:: EXERCISE DIRECTIONS ::
The lines you return should be those containing the string "Plans", taken from the data below.

Records from a dataset:
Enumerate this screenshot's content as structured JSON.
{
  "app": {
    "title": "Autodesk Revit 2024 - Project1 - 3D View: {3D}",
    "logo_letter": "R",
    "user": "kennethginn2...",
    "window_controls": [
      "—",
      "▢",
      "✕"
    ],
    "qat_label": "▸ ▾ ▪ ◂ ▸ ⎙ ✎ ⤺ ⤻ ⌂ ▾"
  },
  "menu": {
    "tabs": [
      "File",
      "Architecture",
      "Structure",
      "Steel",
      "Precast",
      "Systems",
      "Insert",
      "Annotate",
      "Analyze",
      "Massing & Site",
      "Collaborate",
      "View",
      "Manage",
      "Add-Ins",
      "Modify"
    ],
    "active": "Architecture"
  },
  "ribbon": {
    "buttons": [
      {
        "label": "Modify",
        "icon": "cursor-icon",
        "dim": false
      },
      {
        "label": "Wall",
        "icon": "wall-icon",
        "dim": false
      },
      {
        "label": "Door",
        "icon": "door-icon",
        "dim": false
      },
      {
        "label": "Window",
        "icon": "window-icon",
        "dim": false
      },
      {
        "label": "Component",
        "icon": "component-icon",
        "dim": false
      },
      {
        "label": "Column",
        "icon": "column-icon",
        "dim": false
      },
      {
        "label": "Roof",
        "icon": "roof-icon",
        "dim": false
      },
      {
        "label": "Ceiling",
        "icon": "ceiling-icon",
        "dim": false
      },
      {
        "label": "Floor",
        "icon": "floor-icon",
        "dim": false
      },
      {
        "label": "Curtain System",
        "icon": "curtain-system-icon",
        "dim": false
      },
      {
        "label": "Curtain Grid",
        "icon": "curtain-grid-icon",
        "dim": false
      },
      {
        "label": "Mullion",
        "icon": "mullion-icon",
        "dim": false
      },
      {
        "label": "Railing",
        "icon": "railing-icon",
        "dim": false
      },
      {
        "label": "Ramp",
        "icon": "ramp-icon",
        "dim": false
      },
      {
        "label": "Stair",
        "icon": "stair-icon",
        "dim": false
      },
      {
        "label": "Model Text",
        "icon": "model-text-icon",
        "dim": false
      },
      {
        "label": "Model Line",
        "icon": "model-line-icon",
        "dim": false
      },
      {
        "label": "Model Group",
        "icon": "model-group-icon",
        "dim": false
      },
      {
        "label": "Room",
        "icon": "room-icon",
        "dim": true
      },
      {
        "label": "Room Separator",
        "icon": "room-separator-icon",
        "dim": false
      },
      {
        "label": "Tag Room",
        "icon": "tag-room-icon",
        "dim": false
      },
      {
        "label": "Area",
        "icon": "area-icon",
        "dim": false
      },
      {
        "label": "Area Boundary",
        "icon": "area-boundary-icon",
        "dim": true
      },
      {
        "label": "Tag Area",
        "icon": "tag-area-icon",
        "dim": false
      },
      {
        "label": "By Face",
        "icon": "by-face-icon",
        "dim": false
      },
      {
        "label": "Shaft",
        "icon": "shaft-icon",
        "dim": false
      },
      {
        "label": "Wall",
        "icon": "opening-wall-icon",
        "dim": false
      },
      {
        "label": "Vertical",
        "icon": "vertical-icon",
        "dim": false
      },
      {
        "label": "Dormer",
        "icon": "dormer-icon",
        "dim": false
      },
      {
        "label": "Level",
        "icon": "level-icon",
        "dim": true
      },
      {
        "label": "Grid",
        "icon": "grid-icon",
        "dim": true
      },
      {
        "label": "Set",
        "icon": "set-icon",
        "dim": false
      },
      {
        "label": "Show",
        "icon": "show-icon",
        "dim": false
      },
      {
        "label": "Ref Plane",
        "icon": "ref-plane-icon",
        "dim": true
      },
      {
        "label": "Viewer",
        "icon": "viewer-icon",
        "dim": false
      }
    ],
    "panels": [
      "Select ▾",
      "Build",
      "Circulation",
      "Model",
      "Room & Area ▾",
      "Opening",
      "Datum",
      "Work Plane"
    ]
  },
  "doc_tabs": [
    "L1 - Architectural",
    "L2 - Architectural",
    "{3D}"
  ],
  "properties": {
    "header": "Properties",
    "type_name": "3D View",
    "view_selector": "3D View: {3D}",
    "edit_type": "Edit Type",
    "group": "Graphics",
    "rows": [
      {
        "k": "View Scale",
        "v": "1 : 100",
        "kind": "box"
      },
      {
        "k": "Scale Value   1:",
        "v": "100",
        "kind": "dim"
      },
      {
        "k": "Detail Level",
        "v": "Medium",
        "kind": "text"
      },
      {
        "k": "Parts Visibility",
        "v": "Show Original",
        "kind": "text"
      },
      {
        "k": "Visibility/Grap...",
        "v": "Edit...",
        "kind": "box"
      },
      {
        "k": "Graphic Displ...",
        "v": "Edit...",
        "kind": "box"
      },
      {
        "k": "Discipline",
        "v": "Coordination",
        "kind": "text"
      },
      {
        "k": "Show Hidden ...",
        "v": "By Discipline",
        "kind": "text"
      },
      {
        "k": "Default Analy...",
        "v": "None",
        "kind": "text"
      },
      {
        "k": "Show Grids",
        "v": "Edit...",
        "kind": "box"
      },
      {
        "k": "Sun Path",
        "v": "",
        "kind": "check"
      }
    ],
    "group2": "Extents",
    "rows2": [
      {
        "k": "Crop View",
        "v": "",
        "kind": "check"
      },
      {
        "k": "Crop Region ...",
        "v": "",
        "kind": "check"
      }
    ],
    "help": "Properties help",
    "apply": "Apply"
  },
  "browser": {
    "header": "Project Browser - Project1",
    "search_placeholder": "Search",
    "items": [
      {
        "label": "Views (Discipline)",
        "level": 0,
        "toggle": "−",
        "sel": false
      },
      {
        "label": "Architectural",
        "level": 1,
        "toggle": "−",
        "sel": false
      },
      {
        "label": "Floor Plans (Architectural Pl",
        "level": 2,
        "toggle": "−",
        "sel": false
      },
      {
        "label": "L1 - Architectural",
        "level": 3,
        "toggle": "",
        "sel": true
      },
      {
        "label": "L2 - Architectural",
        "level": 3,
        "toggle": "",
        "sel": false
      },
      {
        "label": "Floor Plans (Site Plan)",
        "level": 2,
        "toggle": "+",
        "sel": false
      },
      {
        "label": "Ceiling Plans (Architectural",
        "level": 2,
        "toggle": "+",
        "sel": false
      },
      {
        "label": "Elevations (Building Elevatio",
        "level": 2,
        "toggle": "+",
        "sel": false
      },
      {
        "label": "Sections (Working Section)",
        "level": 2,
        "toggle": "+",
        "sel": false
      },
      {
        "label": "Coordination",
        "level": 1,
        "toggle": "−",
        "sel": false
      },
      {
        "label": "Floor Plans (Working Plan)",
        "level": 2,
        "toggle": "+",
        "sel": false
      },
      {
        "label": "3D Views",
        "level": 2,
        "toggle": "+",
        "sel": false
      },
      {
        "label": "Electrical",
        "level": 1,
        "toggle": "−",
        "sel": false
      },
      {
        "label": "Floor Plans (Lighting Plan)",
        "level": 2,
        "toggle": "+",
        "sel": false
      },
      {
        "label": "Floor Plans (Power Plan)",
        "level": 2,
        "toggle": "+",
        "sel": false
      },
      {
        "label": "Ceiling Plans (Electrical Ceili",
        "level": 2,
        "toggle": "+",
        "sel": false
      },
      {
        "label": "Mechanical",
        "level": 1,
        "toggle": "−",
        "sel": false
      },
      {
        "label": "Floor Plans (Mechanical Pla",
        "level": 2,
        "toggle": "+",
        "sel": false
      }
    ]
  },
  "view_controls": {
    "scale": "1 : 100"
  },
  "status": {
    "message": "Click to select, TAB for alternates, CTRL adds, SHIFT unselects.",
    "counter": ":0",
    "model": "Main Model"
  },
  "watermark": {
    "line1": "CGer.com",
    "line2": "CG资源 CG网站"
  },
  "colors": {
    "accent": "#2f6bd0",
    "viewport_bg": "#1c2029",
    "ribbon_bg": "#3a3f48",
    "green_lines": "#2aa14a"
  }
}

:: WRITTEN SOLUTION ::
        "label": "Floor Plans (Architectural Pl",
        "label": "Floor Plans (Site Plan)",
        "label": "Ceiling Plans (Architectural",
        "label": "Floor Plans (Working Plan)",
        "label": "Floor Plans (Lighting Plan)",
        "label": "Floor Plans (Power Plan)",
        "label": "Ceiling Plans (Electrical Ceili",
        "label": "Floor Plans (Mechanical Pla",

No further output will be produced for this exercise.